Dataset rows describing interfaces
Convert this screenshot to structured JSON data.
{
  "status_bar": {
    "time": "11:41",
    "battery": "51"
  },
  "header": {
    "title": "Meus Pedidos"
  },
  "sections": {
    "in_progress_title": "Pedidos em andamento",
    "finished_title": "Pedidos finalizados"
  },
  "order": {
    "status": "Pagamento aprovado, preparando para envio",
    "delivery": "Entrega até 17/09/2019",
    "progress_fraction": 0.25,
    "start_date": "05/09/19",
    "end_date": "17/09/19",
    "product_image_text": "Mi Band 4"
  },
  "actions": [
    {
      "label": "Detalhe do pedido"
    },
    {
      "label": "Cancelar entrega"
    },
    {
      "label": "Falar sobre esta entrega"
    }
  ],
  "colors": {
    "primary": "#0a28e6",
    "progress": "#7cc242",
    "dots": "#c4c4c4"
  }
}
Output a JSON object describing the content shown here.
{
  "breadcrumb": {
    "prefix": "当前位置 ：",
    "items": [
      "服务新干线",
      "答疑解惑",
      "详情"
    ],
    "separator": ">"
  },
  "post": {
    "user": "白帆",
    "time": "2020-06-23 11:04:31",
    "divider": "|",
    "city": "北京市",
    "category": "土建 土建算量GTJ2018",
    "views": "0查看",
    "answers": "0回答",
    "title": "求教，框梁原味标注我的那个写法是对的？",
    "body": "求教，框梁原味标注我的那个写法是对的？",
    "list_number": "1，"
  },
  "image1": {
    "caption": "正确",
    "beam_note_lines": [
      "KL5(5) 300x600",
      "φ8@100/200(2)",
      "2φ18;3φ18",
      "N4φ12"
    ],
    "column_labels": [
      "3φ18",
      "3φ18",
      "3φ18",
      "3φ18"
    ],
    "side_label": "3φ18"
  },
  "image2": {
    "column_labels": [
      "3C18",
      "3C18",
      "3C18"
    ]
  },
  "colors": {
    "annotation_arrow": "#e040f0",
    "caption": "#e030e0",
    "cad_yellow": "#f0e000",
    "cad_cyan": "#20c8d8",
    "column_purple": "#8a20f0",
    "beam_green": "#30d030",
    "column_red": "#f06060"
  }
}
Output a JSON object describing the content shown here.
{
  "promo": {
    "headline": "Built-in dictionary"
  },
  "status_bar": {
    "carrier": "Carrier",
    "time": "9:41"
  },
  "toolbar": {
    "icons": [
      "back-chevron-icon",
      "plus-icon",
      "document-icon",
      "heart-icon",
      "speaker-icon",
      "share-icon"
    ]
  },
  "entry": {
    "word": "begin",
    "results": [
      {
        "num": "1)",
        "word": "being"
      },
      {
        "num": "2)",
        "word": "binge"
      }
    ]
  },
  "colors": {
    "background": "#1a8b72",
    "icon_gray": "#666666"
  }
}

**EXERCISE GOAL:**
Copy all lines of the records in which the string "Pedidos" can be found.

**ANSWER FOR THE TASK:**
    "title": "Meus Pedidos"
    "in_progress_title": "Pedidos em andamento",
    "finished_title": "Pedidos finalizados"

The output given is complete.